This morning I’d like to talk about an activity which is part of our daily lives, one which occupies much of our time. It applies to us in our roles as parents, as husbands and wives, as friends, and as church members. It involves our occupations, whether we are employees, or homemakers, or business owners. The activity I’m talking about is serving others. Now, when you hear sermons on servanthood, it’s usually presented as something pertaining specifically to the church, something which should characterize our relationships with one another as followers of Christ. And that’s true. As believers, we are part of a body, a community. And we are called to serve one another, following the example of Christ. The most dramatic example of this occurs in the gospel of Matthew, where the Lord humbled himself and washed the feet of his disciples. Afterward, he told them this:
"Now that I, your Lord and Teacher, have washed your feet, you also should wash one another’s feet. I have set you an example that you should do as I have done for you." -- Matthew 13:14-15 (quickview)
Later, Christ again emphasized the importance of mutual servanthood among his people:
"Jesus called them together and said, ’You know that the rulers of the Gentiles lord it over them, and their high officials exercise authority over them. Not so with you. Instead, whoever wants to become great among you must be your servant, and whoever wants to be first must be your slave-- just as the Son of Man did not come to be served, but to serve, and to give his life as a ransom for many.’" -- Matthew 20:25-28 (quickview)
But when you think about it, most of us spend a large part of every day serving all kinds of people.
A mother preparing supper isn’t just cooking spaghetti; she’s serving her family. A father helping with homework is serving his children. Shoveling your neighbor’s driveway is serving. Helping someone in the church to paint their garage is serving. A doctor treating patients is serving them. Even occupations which involve little direct contact with people are really service occupations. I used to be a computer programmer for a company that sold medical systems to hospitals. And even though I wasn’t personally caring for sick people, I knew that my work was serving them, because the programs I wrote supported the doctors, and nurses, and hospital administrators who did treat them. And then there are the little things we do every day for other people, the courtesies and small favors. Holding the door for someone who’s carrying an armload of packages. Watching someone’s children for a couple of hours. I could go on giving examples, but you get the point. There is really very little of our time that doesn’t involve serving someone, somehow. Think about it for a moment. Think about your routine, the work you do, the people you encounter as you go through the week. Whom have you been serving, just as a regular part of your daily life? Isn’t most of your time taken up in doing things that benefit other people?

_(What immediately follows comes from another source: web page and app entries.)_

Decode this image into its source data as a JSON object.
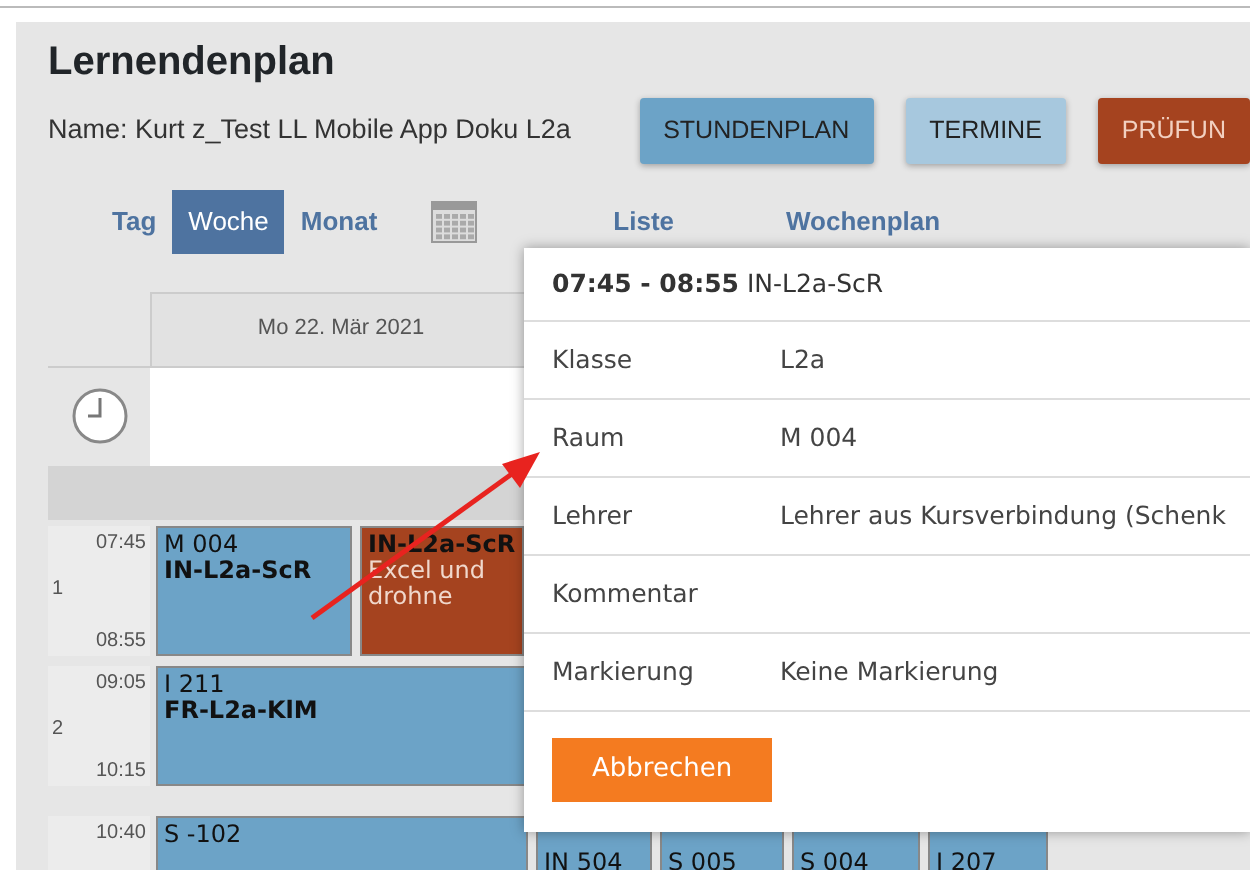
{
  "title": "Lernendenplan",
  "name_line": "Name: Kurt z_Test LL Mobile App Doku L2a",
  "view_buttons": [
    {
      "label": "STUNDENPLAN",
      "color": "#6ca3c7"
    },
    {
      "label": "TERMINE",
      "color": "#a7c8de"
    },
    {
      "label": "PRÜFUN",
      "color": "#a5431f"
    }
  ],
  "nav_left": [
    {
      "label": "Tag",
      "selected": false
    },
    {
      "label": "Woche",
      "selected": true
    },
    {
      "label": "Monat",
      "selected": false
    }
  ],
  "nav_right": [
    {
      "label": "Liste",
      "selected": false
    },
    {
      "label": "Wochenplan",
      "selected": false
    }
  ],
  "calendar": {
    "day_header": "Mo 22. Mär 2021",
    "periods": [
      {
        "number": "1",
        "start": "07:45",
        "end": "08:55",
        "events": [
          {
            "room": "M 004",
            "course": "IN-L2a-ScR",
            "color": "#6ca3c7"
          },
          {
            "course": "IN-L2a-ScR",
            "note": "Excel und drohne",
            "color": "#a5431f"
          }
        ]
      },
      {
        "number": "2",
        "start": "09:05",
        "end": "10:15",
        "events": [
          {
            "room": "I 211",
            "course": "FR-L2a-KlM",
            "color": "#6ca3c7"
          }
        ]
      },
      {
        "start": "10:40",
        "events": [
          {
            "room": "S -102",
            "color": "#6ca3c7"
          },
          {
            "room": "IN 504",
            "color": "#6ca3c7"
          },
          {
            "room": "S 005",
            "color": "#6ca3c7"
          },
          {
            "room": "S 004",
            "color": "#6ca3c7"
          },
          {
            "room": "I 207",
            "color": "#6ca3c7"
          }
        ]
      }
    ]
  },
  "popup": {
    "heading": "**07:45 - 08:55** IN-L2a-ScR",
    "rows": [
      {
        "label": "Klasse",
        "value": "L2a"
      },
      {
        "label": "Raum",
        "value": "M 004"
      },
      {
        "label": "Lehrer",
        "value": "Lehrer aus Kursverbindung (Schenk"
      },
      {
        "label": "Kommentar"
      },
      {
        "label": "Markierung",
        "value": "Keine Markierung"
      }
    ],
    "button": "Abbrechen"
  }
}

Why emphasize this point? Because usually, when the topic of serving is addressed, it’s in the form of a command. The minister is trying to convince people that serving is something we ought to do. And that’s certainly true. We need to be challenged. We need to be exhorted to serve as Christ did, by willingly making sacrifices, and suffering inconveniences, and relinquishing our rights. But we’ll have a deeper understanding of the issue if we recognize that we are already serving other people a great deal of the time, either directly or indirectly. And so, when we talk about servanthood, we’re not just dealing with one narrow slice of the Christian life. We’re talking about something that affects almost everything we do. Then the question becomes, not just whether we’re serving, but how, and why.